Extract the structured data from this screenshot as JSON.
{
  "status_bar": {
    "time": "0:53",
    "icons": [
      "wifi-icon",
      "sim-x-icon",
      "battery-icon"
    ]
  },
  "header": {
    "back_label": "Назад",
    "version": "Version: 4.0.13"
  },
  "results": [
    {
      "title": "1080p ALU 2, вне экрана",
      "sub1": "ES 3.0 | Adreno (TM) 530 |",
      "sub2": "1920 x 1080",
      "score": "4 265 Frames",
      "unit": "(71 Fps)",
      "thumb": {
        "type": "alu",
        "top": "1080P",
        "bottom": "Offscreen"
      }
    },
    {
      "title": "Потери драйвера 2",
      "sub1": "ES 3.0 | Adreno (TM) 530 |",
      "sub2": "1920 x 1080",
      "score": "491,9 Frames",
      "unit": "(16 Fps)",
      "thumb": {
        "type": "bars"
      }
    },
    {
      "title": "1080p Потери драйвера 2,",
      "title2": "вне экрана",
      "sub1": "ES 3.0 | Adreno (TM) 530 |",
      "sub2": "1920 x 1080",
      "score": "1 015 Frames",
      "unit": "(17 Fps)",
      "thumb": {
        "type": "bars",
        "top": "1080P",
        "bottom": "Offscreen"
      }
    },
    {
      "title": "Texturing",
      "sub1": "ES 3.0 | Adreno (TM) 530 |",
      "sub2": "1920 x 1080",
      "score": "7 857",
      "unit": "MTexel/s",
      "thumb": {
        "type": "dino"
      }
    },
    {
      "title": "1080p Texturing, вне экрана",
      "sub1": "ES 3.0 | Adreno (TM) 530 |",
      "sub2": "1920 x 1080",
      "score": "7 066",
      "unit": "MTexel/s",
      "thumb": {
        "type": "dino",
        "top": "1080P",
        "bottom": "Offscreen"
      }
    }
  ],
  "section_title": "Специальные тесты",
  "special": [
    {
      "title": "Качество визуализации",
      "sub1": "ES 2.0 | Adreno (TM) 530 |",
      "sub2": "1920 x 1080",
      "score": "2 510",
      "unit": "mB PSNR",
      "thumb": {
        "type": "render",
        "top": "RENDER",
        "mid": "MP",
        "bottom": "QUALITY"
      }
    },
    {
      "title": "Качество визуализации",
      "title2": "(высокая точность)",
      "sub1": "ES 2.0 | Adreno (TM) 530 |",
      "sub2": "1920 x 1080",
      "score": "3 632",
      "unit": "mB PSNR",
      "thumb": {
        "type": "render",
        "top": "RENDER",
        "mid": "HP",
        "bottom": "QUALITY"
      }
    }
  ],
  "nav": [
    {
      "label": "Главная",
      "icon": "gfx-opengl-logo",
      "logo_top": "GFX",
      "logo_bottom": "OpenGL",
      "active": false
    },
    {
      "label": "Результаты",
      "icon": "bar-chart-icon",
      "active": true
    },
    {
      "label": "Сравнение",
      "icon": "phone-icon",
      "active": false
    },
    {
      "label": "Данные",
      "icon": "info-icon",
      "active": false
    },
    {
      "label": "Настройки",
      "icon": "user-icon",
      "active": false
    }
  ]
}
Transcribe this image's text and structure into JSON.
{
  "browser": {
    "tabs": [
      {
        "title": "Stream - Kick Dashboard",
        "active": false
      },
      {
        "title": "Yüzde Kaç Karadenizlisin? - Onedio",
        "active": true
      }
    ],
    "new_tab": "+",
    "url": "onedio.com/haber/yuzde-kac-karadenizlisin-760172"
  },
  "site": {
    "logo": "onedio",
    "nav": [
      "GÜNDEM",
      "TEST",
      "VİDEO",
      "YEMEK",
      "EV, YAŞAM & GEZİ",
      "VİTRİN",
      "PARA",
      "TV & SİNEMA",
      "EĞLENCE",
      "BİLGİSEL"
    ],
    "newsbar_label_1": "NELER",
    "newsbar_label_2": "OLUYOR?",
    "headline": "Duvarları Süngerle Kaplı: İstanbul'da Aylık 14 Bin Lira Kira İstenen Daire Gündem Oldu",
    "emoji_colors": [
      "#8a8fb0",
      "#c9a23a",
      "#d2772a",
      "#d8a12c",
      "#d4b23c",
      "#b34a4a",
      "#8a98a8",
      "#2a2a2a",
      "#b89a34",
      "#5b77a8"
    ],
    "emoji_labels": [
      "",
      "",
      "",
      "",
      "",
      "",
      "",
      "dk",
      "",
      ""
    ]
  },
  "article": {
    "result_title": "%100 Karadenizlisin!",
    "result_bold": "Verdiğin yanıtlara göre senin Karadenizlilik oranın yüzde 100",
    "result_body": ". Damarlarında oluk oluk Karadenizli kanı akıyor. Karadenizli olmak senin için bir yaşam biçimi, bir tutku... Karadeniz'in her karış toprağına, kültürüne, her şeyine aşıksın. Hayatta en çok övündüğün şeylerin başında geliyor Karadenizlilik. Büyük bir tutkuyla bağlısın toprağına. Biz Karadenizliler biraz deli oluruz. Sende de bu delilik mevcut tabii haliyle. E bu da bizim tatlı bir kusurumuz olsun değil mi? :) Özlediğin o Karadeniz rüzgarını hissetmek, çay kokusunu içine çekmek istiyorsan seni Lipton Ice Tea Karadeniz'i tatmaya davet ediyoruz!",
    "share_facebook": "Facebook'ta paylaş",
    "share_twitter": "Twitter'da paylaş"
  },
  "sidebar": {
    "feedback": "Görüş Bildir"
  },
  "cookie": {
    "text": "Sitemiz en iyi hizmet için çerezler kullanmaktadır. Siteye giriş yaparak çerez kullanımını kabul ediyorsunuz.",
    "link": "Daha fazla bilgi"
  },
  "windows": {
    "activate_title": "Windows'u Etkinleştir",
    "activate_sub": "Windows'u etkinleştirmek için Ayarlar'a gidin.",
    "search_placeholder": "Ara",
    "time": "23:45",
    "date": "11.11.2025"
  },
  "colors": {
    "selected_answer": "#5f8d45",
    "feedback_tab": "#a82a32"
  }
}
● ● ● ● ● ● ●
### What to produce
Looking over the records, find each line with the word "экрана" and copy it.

### Exercise answer
      "title": "1080p ALU 2, вне экрана",
      "title2": "вне экрана",
      "title": "1080p Texturing, вне экрана",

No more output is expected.